A lot of food out there was created to taste better than what we could whip up on our own. A lot if it tastes incredibly good. And a lot of it...a whole lot of a lot of us in hot water, both physically and psychologically.

A lot can be blamed on the food companies...adding extra sugar and fat into food, odd chemicals and such. But we knew what was happening. We saw our bodies changing for the worse.

I can't blame them for filling my gullet beyond the recommended daily allowance. Nor can I blame comic publishers for getting me to buy their wares every week for the past several decades.

Choices are ours to make. Blame can only go so far.

Otherwise, we'd all end up in the hospital imitating Matter Eater Lad:


Kessler, David A. The end of overeating: taking control of the insatiable American appetite. Emmaus, Pa.; New York: Rodale ; Distributed to the trade by Macmillan, 2009.

Moss, Michael. “The Extraordinary Science of Addictive Junk Food.” The New York Times, February 20, 2013, sec. Magazine.
Rubin, Courtney. “People’s Bootcamp in New York and the Price of Fitness.” The New York Times, February 22, 2013, sec. Fashion & Style.
Spurgeon, Tom. "Comics Made Me Fat" Comics Reporter January 1, 2000. 
_______. "Comics Made Me Somewhat Less Fat" Comics Reporter July 19, 2012


  1. Great post David. I really enjoyed The End of Overeating. It was definitely a worthwhile read and it, truthfully, scared me with some of the scary statistics.

  2. Thanks, Diane. The End of Overeating was very scary, even more so in that you realize just how much taste sensations are controlled by these corporations. Thanks for reading! (and by the way, It's Dan, not David. :) )

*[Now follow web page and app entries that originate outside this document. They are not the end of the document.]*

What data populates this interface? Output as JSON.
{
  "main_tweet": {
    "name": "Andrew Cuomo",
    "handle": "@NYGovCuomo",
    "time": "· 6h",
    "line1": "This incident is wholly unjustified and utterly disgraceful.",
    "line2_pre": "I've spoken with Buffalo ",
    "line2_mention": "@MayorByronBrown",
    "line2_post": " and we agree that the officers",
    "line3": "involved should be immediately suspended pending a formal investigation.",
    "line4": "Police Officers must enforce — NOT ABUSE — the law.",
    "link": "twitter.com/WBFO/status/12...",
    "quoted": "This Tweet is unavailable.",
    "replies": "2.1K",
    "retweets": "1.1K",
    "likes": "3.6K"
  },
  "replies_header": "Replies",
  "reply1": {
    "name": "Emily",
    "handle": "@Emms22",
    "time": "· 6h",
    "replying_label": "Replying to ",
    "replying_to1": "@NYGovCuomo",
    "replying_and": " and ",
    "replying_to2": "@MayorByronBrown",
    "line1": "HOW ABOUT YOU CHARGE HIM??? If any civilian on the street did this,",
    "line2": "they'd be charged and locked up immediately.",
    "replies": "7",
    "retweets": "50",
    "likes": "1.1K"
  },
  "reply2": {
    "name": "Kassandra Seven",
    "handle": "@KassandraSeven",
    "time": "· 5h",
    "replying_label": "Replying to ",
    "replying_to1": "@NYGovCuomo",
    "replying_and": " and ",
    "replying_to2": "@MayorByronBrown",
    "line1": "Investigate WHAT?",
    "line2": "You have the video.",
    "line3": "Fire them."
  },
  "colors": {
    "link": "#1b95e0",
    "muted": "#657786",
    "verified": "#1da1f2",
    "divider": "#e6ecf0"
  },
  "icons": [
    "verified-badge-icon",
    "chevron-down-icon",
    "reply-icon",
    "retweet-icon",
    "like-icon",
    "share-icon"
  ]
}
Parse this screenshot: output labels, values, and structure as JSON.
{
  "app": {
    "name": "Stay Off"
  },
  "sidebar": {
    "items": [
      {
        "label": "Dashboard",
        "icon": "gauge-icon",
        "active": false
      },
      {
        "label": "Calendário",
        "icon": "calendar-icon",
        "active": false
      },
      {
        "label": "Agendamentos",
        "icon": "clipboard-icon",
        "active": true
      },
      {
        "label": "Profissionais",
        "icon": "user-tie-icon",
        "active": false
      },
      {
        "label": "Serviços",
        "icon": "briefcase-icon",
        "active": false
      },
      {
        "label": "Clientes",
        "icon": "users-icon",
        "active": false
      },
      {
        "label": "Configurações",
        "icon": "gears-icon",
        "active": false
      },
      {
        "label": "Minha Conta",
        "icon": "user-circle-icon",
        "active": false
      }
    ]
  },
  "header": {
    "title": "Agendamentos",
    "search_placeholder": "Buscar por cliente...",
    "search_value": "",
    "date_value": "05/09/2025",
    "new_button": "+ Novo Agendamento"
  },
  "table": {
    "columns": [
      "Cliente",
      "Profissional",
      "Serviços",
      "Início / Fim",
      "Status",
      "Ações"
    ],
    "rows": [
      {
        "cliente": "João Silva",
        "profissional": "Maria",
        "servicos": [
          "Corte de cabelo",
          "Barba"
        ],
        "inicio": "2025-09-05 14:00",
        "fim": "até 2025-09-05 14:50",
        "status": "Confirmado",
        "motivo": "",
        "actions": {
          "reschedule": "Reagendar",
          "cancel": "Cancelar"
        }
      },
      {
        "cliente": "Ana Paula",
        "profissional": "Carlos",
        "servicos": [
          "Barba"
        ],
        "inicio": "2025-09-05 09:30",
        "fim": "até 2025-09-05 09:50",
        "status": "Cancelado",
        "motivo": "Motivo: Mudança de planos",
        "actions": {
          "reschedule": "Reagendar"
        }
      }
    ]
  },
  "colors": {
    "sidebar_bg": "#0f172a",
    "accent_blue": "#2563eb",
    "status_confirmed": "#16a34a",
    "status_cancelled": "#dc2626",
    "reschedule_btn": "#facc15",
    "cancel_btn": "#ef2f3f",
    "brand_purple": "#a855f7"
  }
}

  3. It's interesting how conditioning works with food. I associate snacking with reading except that when I started reading comics in college, my boyfriend the comic book collector taught me that you don't eat around comic books. To this day, I won't eat while reading a comic book.